Keep in mind, we had similar issues with General Jack and the Battle of the Five Kingdoms earlier in the year, and that book still won us over with its great overall story and characters.
Thankfully, A How Pretty Town also comes through as being a relatively interesting, coming-of-age, period piece. The majority of the book takes place during the middle of the 20th century, meaning that Wayne is alive during some of the the turbulent events of that period, and the world has changed substantially from the time Wayne was born to his golden/twilight years.
The book also doubles as a sort of sports drama since Wayne was heavily involved in competitive sports when he was younger.
We have a few more things to discuss...
Now, the formatting is also rough. Why are there no indentations between paragraphs and lines of dialogue? Why are there brackets and parenthesis everywhere?
This could definitely use an editor's or proofreader's touch.
Another thing to note is that Wayne, while a very interesting character, is also a realistic and a pessimist. He reminded us a lot of Sheldon from The Big Bang Theory. He views even the splitting of the cell in reproduction as a kind of “violence.” He is an example of someone who might just be too smart for his own good, similar to Sheldon and the rest of the Big Bang cast. Being a genius doesn't mean you are immune to being dense and stupid in other ways, and Wayne often fits the bill. Wayne could probably figure out how time travel works before he could figure out relationships with other human beings.

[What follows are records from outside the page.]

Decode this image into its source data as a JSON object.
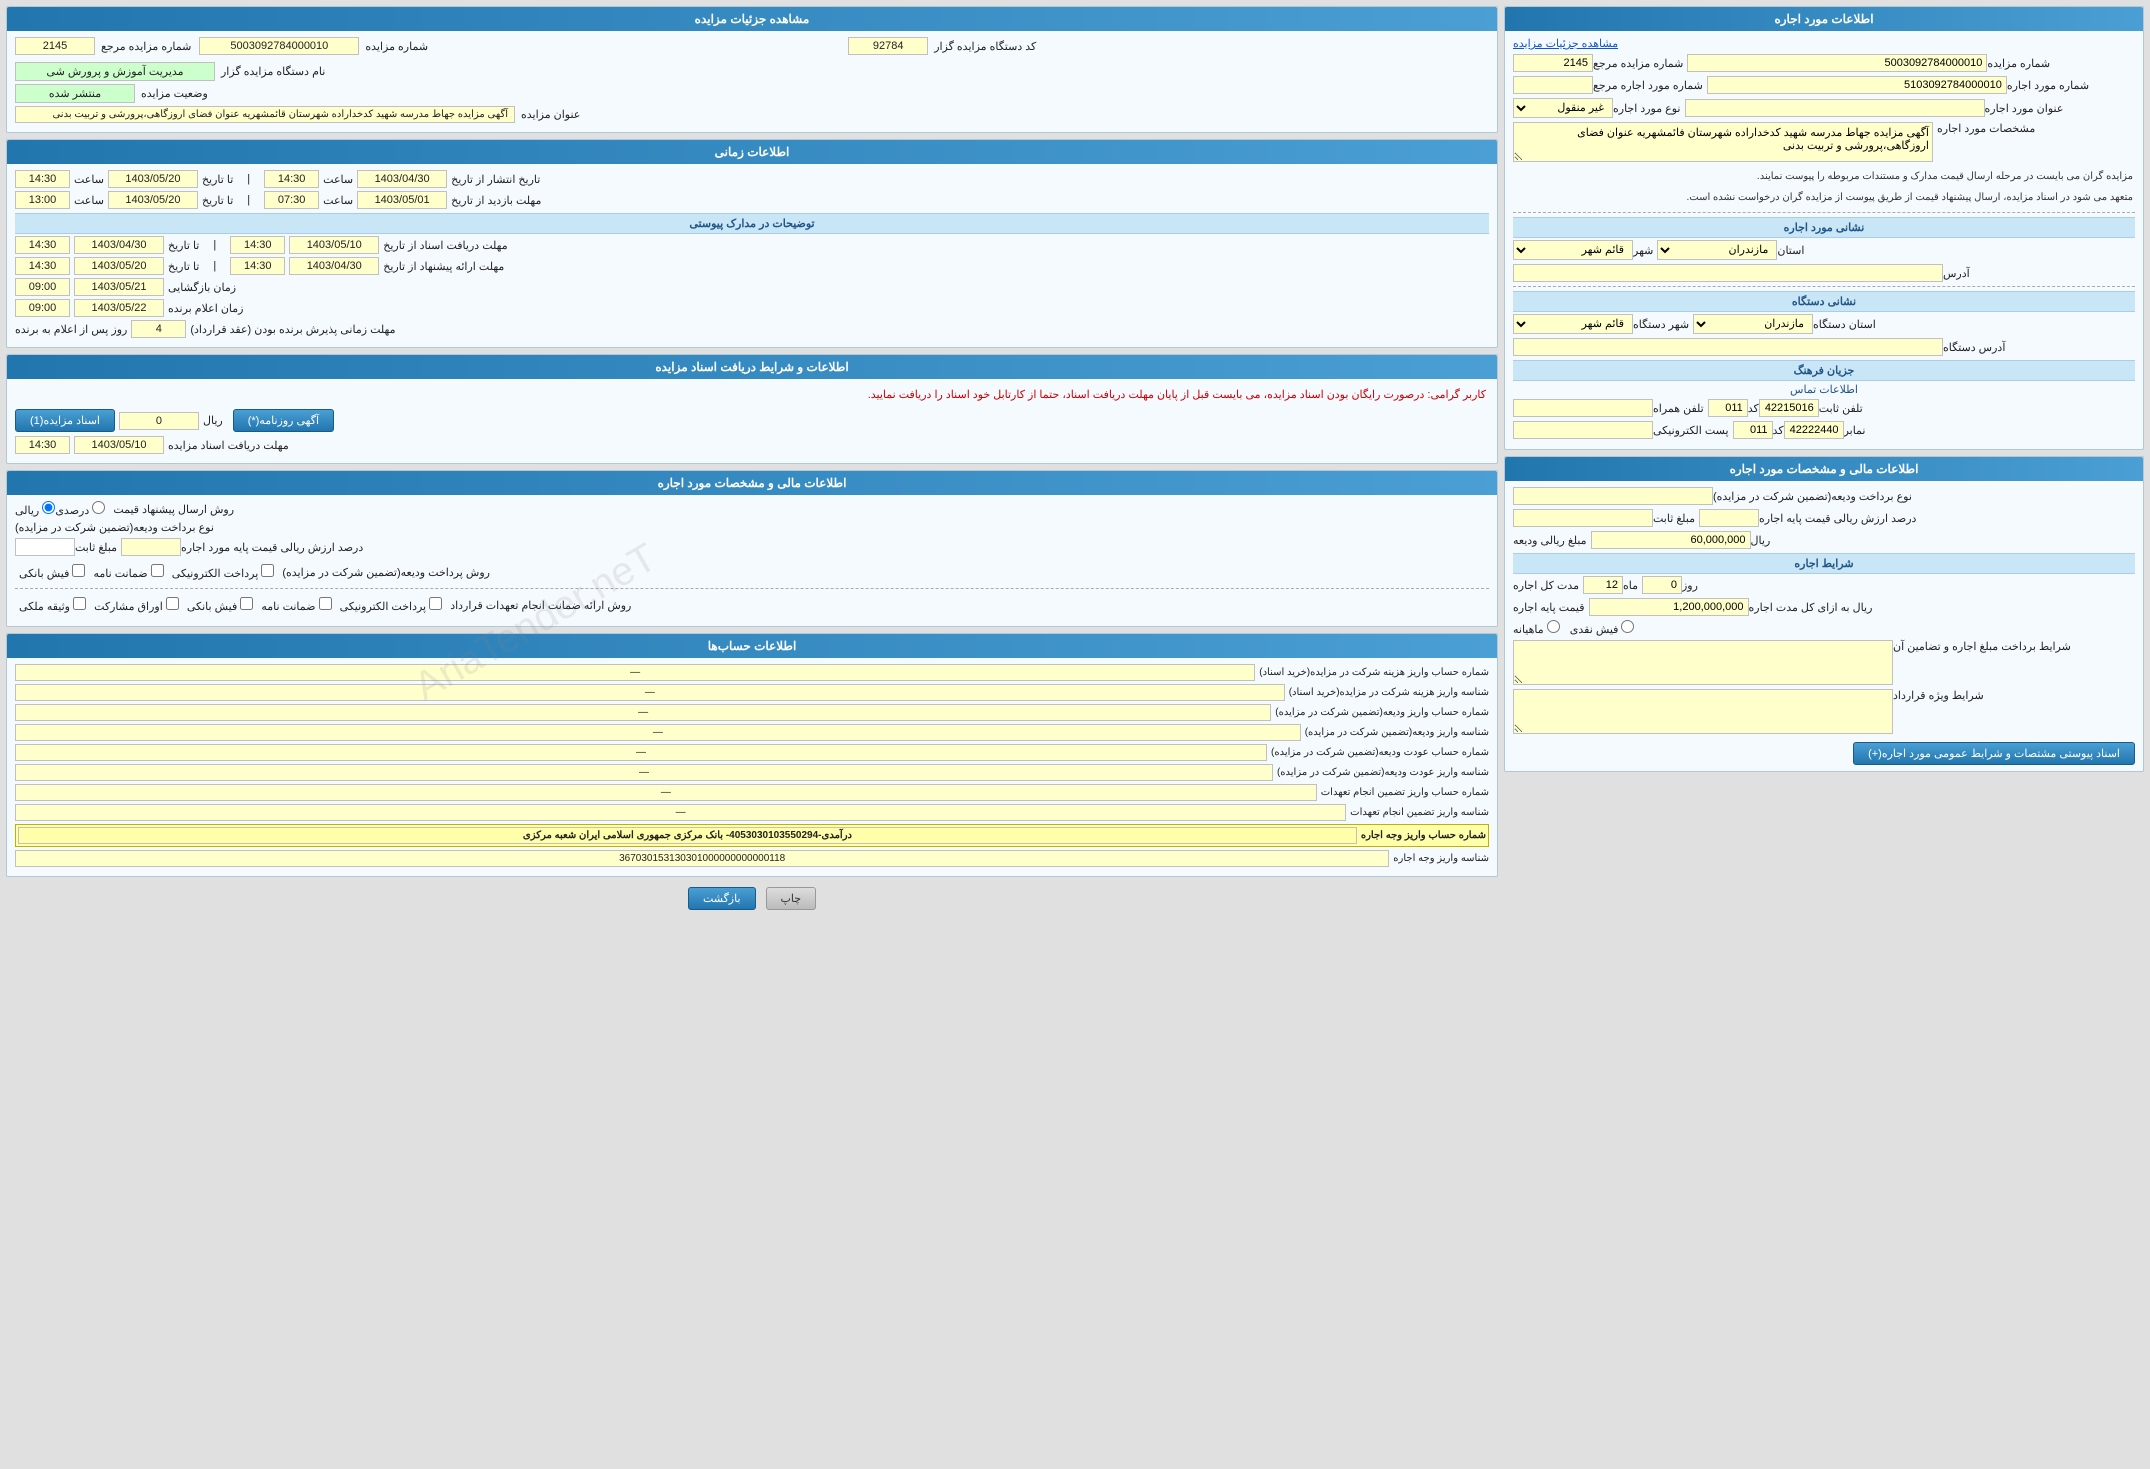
{
  "left": {
    "main_section_title": "اطلاعات مورد اجاره",
    "auction_link": "مشاهده جزئیات مزایده",
    "fields": {
      "auction_number_label": "شماره مزایده",
      "auction_number_value": "5003092784000010",
      "auction_ref_label": "شماره مزایده مرجع",
      "auction_ref_value": "2145",
      "rent_number_label": "شماره مورد اجاره",
      "rent_number_value": "5103092784000010",
      "rent_ref_label": "شماره مورد اجاره مرجع",
      "rent_ref_value": "",
      "rent_title_label": "عنوان مورد اجاره",
      "rent_type_label": "نوع مورد اجاره",
      "rent_type_value": "غیر منقول",
      "description_label": "مشخصات مورد اجاره",
      "description_value": "آگهی مزایده جهاط مدرسه شهید کدخداراده شهرستان فائمشهریه عنوان فضای اروزگاهی،پرورشی و تربیت بدنی"
    },
    "info_text1": "مزایده گران می بایست در مرحله ارسال قیمت مدارک و مستندات مربوطه را پیوست نمایند.",
    "info_text2": "متعهد می شود در اسناد مزایده، ارسال پیشنهاد قیمت از طریق پیوست از مزایده گران درخواست نشده است.",
    "location_section": "نشانی مورد اجاره",
    "province_label": "استان",
    "province_value": "مازندران",
    "city_label": "شهر",
    "city_value": "قائم شهر",
    "address_label": "آدرس",
    "address_value": "",
    "device_section": "نشانی دستگاه",
    "device_province_label": "استان دستگاه",
    "device_province_value": "مازندران",
    "device_city_label": "شهر دستگاه",
    "device_city_value": "قائم شهر",
    "device_address_label": "آدرس دستگاه",
    "device_address_value": "",
    "contact_section": "جزیان فرهنگ",
    "contact_info_label": "اطلاعات تماس",
    "phone_label": "تلفن ثابت",
    "phone_code": "011",
    "phone_value": "42215016",
    "mobile_label": "تلفن همراه",
    "fax_label": "نمابر",
    "fax_code": "011",
    "fax_value": "42222440",
    "email_label": "پست الکترونیکی",
    "financial_section": "اطلاعات مالی و مشخصات مورد اجاره",
    "deposit_type_label": "نوع برداخت ودیعه(تضمین شرکت در مزایده)",
    "deposit_type_value": "",
    "percent_label": "درصد ارزش ریالی قیمت پایه اجاره",
    "percent_value": "",
    "fixed_amount_label": "مبلغ ثابت",
    "fine_label": "مبلغ ریالی ودیعه",
    "fine_value": "60,000,000",
    "fine_currency": "ریال",
    "conditions_section": "شرایط اجاره",
    "duration_label": "مدت کل اجاره",
    "duration_months": "12",
    "duration_days_label": "ماه",
    "duration_days": "0",
    "duration_day_label": "روز",
    "base_price_label": "قیمت پایه اجاره",
    "base_price_value": "1,200,000,000",
    "base_price_suffix": "ریال به ازای کل مدت اجاره",
    "installments_section": "ماهیانه",
    "cash_section": "فیش نقدی",
    "payment_conditions_label": "شرایط برداخت مبلغ اجاره و تضامین آن",
    "special_conditions_label": "شرایط ویژه قرارداد",
    "attachment_btn": "اسناد پیوستی مشتصات و شرایط عمومی مورد اجاره(+)"
  },
  "right": {
    "auction_details_title": "مشاهده جزئیات مزایده",
    "auction_code_label": "کد دستگاه مزایده گزار",
    "auction_code_value": "92784",
    "auction_num_label": "شماره مزایده",
    "auction_num_value": "5003092784000010",
    "auction_ref_label": "شماره مزایده مرجع",
    "auction_ref_value": "2145",
    "subject_label": "نام دستگاه مزایده گزار",
    "subject_value": "مدیریت آموزش و پرورش شی",
    "status_label": "وضعیت مزایده",
    "status_value": "منتشر شده",
    "title_label": "عنوان مزایده",
    "title_value": "آگهی مزایده جهاط مدرسه شهید کدخداراده شهرستان قائمشهریه عنوان فضای اروزگاهی،پرورشی و تربیت بدنی",
    "time_section": "اطلاعات زمانی",
    "publish_date_label": "تاریخ انتشار از تاریخ",
    "publish_date_from": "1403/04/30",
    "publish_time_from_label": "ساعت",
    "publish_time_from": "14:30",
    "publish_date_to_label": "تا تاریخ",
    "publish_date_to": "1403/05/20",
    "publish_time_to_label": "ساعت",
    "publish_time_to": "14:30",
    "bid_deadline_label": "مهلت بازدید از تاریخ",
    "bid_deadline_from": "1403/05/01",
    "bid_deadline_time_from_label": "ساعت",
    "bid_deadline_time_from": "07:30",
    "bid_deadline_to_label": "تا تاریخ",
    "bid_deadline_to": "1403/05/20",
    "bid_deadline_time_to_label": "ساعت",
    "bid_deadline_time_to": "13:00",
    "descriptions_label": "توضیحات",
    "desc_section": "توضیحات در مدارک پیوستی",
    "submit_deadline_label": "مهلت دریافت اسناد از تاریخ",
    "submit_deadline_from": "1403/05/10",
    "submit_time_from": "14:30",
    "submit_to_label": "تا تاریخ",
    "submit_to": "1403/04/30",
    "submit_time_to": "14:30",
    "offer_deadline_label": "مهلت ارائه پیشنهاد از تاریخ",
    "offer_deadline_from": "1403/04/30",
    "offer_time_from": "14:30",
    "offer_to_label": "تا تاریخ",
    "offer_to": "1403/05/20",
    "offer_time_to": "14:30",
    "opening_date_label": "زمان بازگشایی",
    "opening_date": "1403/05/21",
    "opening_time": "09:00",
    "winner_date_label": "زمان اعلام برنده",
    "winner_date": "1403/05/22",
    "winner_time": "09:00",
    "winner_days_label": "مهلت زمانی پذیرش برنده بودن (عقد قرارداد)",
    "winner_days": "4",
    "winner_days_suffix": "روز پس از اعلام به برنده",
    "docs_section": "اطلاعات و شرایط دریافت اسناد مزایده",
    "docs_warning": "کاربر گرامی: درصورت رایگان بودن اسناد مزایده، می بایست قبل از پایان مهلت دریافت اسناد، حتما از کارتابل خود اسناد را دریافت نمایید.",
    "deposit_doc_label": "اسناد مزایده(1)",
    "deposit_amount_label": "ریال",
    "deposit_amount_value": "0",
    "free_label": "آگهی روزنامه(*)",
    "doc_deadline_label": "مهلت دریافت اسناد مزایده",
    "doc_deadline_date": "1403/05/10",
    "doc_deadline_time": "14:30",
    "rental_financial_title": "اطلاعات مالی و مشخصات مورد اجاره",
    "send_method_label": "روش ارسال پیشنهاد قیمت",
    "send_method_rial": "ریالی",
    "send_method_percent": "درصدی",
    "deposit_type2_label": "نوع برداخت ودیعه(تضمین شرکت در مزایده)",
    "fixed_label": "مبلغ ثابت",
    "percent2_label": "درصد ارزش ریالی قیمت پایه مورد اجاره",
    "percent2_input": "",
    "payment_methods_label": "روش پرداخت ودیعه(تضمین شرکت در مزایده)",
    "payment_electronic": "پرداخت الکترونیکی",
    "payment_check": "ضمانت نامه",
    "payment_cash": "فیش بانکی",
    "contract_methods_label": "روش ارائه ضمانت انجام تعهدات قرارداد",
    "contract_electronic": "پرداخت الکترونیکی",
    "contract_check": "ضمانت نامه",
    "contract_cash": "فیش بانکی",
    "contract_shares": "اوراق مشارکت",
    "contract_property": "وثیقه ملکی",
    "accounts_title": "اطلاعات حساب‌ها",
    "account1_label": "شماره حساب واریز هزینه شرکت در مزایده(خرید اسناد)",
    "account1_value": "",
    "account2_label": "شناسه واریز هزینه شرکت در مزایده(خرید اسناد)",
    "account2_value": "",
    "account3_label": "شماره حساب واریز ودیعه(تضمین شرکت در مزایده)",
    "account3_value": "",
    "account4_label": "شناسه واریز ودیعه(تضمین شرکت در مزایده)",
    "account4_value": "",
    "account5_label": "شماره حساب عودت ودیعه(تضمین شرکت در مزایده)",
    "account5_value": "",
    "account6_label": "شناسه واریز عودت ودیعه(تضمین شرکت در مزایده)",
    "account6_value": "",
    "account7_label": "شماره حساب واریز تضمین انجام تعهدات",
    "account7_value": "",
    "account8_label": "شناسه واریز تضمین انجام تعهدات",
    "account8_value": "",
    "account9_label": "شماره حساب واریز وجه اجاره",
    "account9_value": "درآمدی-4053030103550294- بانک مرکزی جمهوری اسلامی ایران شعبه مرکزی",
    "account10_label": "شناسه واریز وجه اجاره",
    "account10_value": "367030153130301000000000000118",
    "back_btn": "بازگشت",
    "close_btn": "چاپ"
  }
}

He seems to view everything from an unemotional, detached lens. Human beings are intelligent animals, yet still animals. The purpose of life is to live and die. To Wayne, there is no god except his own fictional god who is “hella more rational, is relational, is beautiful, sexy, transformative...” and whom Stephen Hawking apparently called his “ontic clout.” This is just how Wayne thinks and how he is as a character.
One last thing that is incredibly bizarre and strange about this book is that Wayne is constantly called the “Old Man” even when he is deep into reflecting on his youth. This might not seem like such a big deal, but it becomes a bit creepy and uncomfortable when he starts describing his sexual encounters (with then-young women) in great, erotic detail, all the while still referred to as “the Old Man.” Now, logically, you know that he isn't old at the time of these acts, but it's still weird. It's also funny when he's doing very athletic acts like throwing or kicking, but he is still referred to as “the Old Man.”
Update: apparently, Wayne was an EXCELLENT and determined athlete even into his older years, even earning top honors in the Senior Games in Utah!
Anyway, this book does need some work, but the author is clearly a talented wordsmith in his own right and has a good story to tell.
Check it out on Amazon!